[Numpy-discussion] who owns the data?
Wed Nov 30 15:21:00 CST 2011
On Wed, Nov 30, 2011 at 4:00 PM, Robert Kern <email@example.com> wrote:
> On Wed, Nov 30, 2011 at 20:30, <firstname.lastname@example.org> wrote:
>> just a basic question (since I haven't looked at this in some time)
>> I'm creating a structured array in a function. However, I want to
>> return the array with just a simple dtype
>> uni = uni.view(dt).reshape(-1, ncols)
>> return uni
>> the returned uni has owndata=False. Who owns the data, since the
>> underlying, original array went out of scope?
> Every time you make a view through .view(), slicing, .T, certain
> restricted .reshape() calls , etc. a reference to the original object
> is stored on the view. Consequently, the original object does not get
> garbage collected until all of the views go away too. Making view of a
> view just adds another link in the chain. In your example, the
> original object that was assigned to `uni` before that last assignment
> statement was executed maintains ownership of the memory. The new
> ndarray object that gets assigned to `uni` for the return statement
> refers to the temporary ndarray returned by .view() which in turn
> refers to the original `uni` array which owns the actual memory.
Thanks for the explanation.
There where cases on the mailing list where views created problem, so
I just thought of trying to own the data, but I don't think it's
>> uni.dtype = dt
>> uni.reshape(-1, ncols)
>> return uni
>> this works and uni owns the data.
> uni.reshape() doesn't reshape `uni` inplace, though. It is possible
> that your `uni` array wasn't contiguous to begin with. In all of the
> cases that your first example would have owndata=False, this one
> should too.
this bug happened to me a few times now.
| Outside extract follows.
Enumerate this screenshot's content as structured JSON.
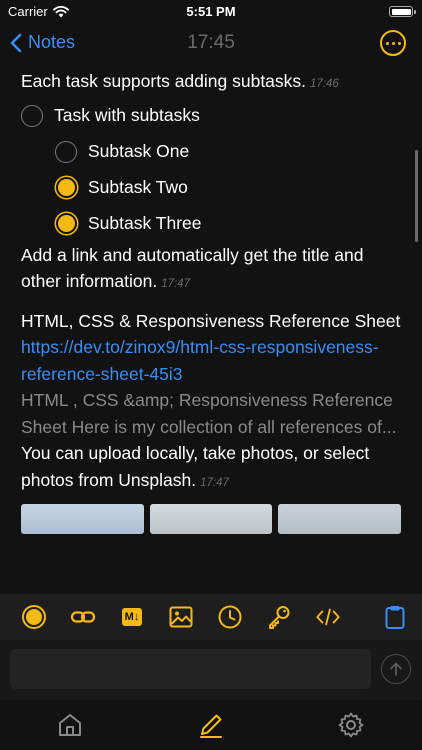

I found it but only checked
the flags before fixing it.
Since reshape again creates a view, the next step is to assign to shape
uni.shape = (uni.size//ncols, ncols)
but that starts to look like too much inplace modifications just to avoid a view
>> I'm only worried whether assigning
>> to dtype directly is not a dangerous thing to do.
> It's no worse than .view(dt). The same kind of checking goes on in both places.
> Robert Kern
> "I have come to believe that the whole world is an enigma, a harmless
> enigma that is made terrible by our own mad attempt to interpret it as
> though it had an underlying truth."
> -- Umberto Eco
> NumPy-Discussion mailing list
More information about the NumPy-Discussion